Lansky’s puck sharpener is another simple yet very effective sharpener on our list. This one may be less convenient for you than Dianova’s whetstone if you have very limited room in your backpack, but it has other advantages to make up for it with.
First of all, the puck shape makes this sharpener more comfortable to hold. Its contoured shape is easy to grip, which makes sliding it against the blade edge easy and convenient.
Like the Dianova/Fallkniven FNDC4 whetstone, the Lansky Puck has two sharpening surfaces – a coarse side for shaping and quick sharpening and a medium side for final sharpening and polishing. So in terms of sharpening functionality, FNDC4 and the Puck are very similar.
What’s also great about this product is that it’s a 2-pack – it includes two Pucks. Given that this 2-pack is cheap, you are getting some good value for the money.
This Bahco is a (bastard mill) file, not a blade sharpener. If you’re looking to give your axe a razor-sharp edge, this won’t do it. What it will help you do, though, is roughly sharpen degraded (rusted, chipped) axe bits as well as reshape them if you so please.
It tends toward the finer side of files, with 44 teeth per inch. At 8 inches in length, it’s a very good length for sharpening axes – not too long as to be unwieldy during use, but not so short that it’s a pain to get decent coverage of the bit with each stroke.

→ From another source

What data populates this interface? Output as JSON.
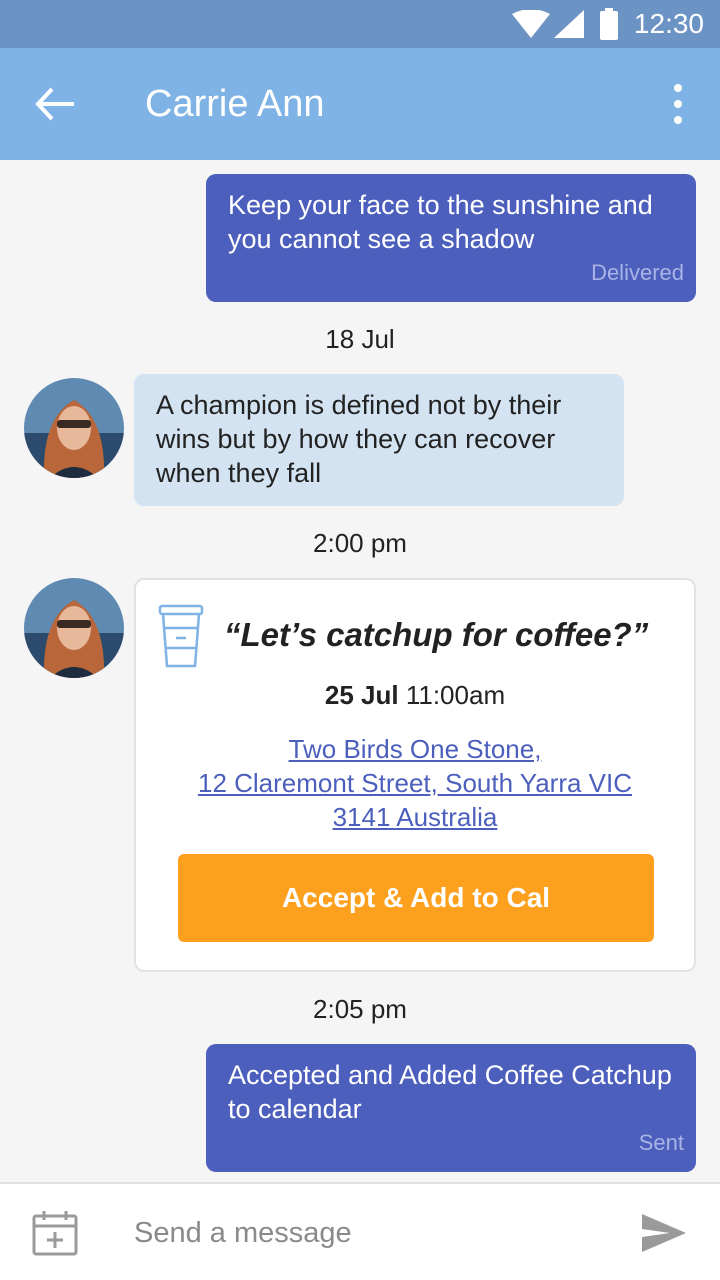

When it comes to the comfort of use, this file is better than many other files you can get online. That’s because it has an ergonomic bi-mold handle that makes holding and using it more convenient than other bastard mill files which don’t have handles. Their effective filing length is reduced, too, because you need to grip them by the metal filing section itself.
Bahco is made in Portugal in Europe, so it’s a solid product that doesn’t have the same quality problems that mills made in Mexico or China (which are most files sold in the US nowadays, even those by traditionally US companies such as Nicholson) do. All in all it’s a great little tool and I especially recommend it if you’re going to be using various sharp tools that take a lot of abuse (axes, shovels, spades, and so on). A file will get a dull edge back to sharpness much faster than a fine whetstone – I would recommend to use the two together.

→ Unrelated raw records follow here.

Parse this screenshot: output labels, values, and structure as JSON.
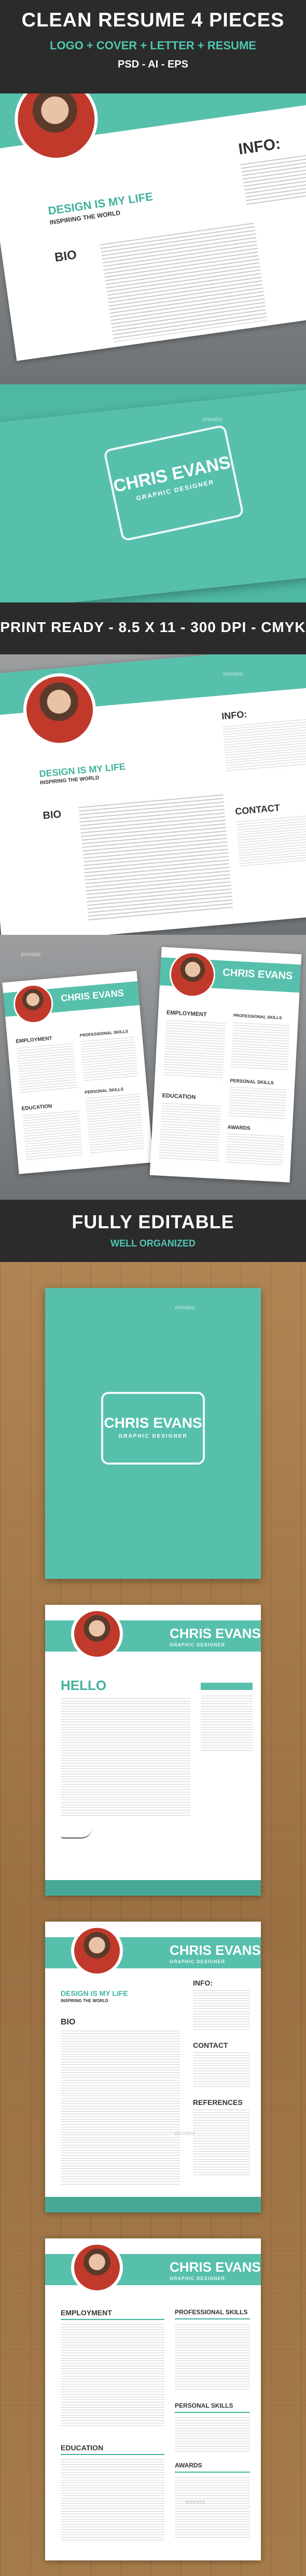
{
  "header": {
    "title": "CLEAN RESUME 4 PIECES",
    "subtitle": "LOGO + COVER + LETTER + RESUME",
    "formats": "PSD - AI - EPS"
  },
  "print_bar": {
    "text": "PRINT READY - 8.5 X 11 - 300 DPI - CMYK"
  },
  "editable_bar": {
    "title": "FULLY EDITABLE",
    "subtitle": "WELL ORGANIZED"
  },
  "watermark": "envato",
  "resume": {
    "name": "CHRIS EVANS",
    "role": "GRAPHIC DESIGNER",
    "tagline": "DESIGN IS MY LIFE",
    "tagline_sub": "INSPIRING THE WORLD",
    "greeting": "HELLO",
    "sections": {
      "bio": "BIO",
      "info": "INFO:",
      "contact": "CONTACT",
      "references": "REFERENCES",
      "employment": "EMPLOYMENT",
      "education": "EDUCATION",
      "professional_skills": "PROFESSIONAL SKILLS",
      "personal_skills": "PERSONAL SKILLS",
      "awards": "AWARDS"
    }
  },
  "colors": {
    "accent": "#57c0ad",
    "dark": "#2b2b2b",
    "wood": "#a57a4a"
  }
}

SHARPAL’s 112N sharpener is an interesting one. It isn’t designed like your regular whetstone sharpener.
The Sharpal consists of a rubber handle, a safety guard right below it, as well as sharpening slots at the bottom of the safety guard. One of those slots is made for knife sharpening and the other for axe and machete sharpening.
You sharpen your axe with 112N by placing its slot onto the edge of the blade and sliding it back and forth. The slot is just guided along the blade, which makes its use highly convenient.
On the other hand, the design of the 112N sharpener is a bit limited compared to the other sharpeners on the list. You can’t really reshape the axe blade with this sharpener. It is more suitable for blades that are in good condition but just need some honing.
The last thing that should be mentioned in this sharpener is its handle. It is rubberized and easy to grip, first of all. The handle is large, which should allow you to hold it even if you have thick gloves on.
And the last sharpener on our list is an excellent choice for out-in-the-wild sharpening. Work Sharp’s sharpener looks like a whetstone sharpener, but it is more than that.
The thing is that this sharpener has multiple sharpening surfaces. It has coarse and fine diamond plates on the top and bottom, a ceramic rod on one side, and a leather strop on the other side. Basically, you get a sharpener that can perform any sharpening task, be it reshaping or polishing the blade.
Overall, Work Sharp sharpener is a great choice if you need a lot of functionality but don’t have much room to spare.
Thanks for reading! Leave a comment if you have any questions or want to tell others about your favorite axe and blade sharpeners.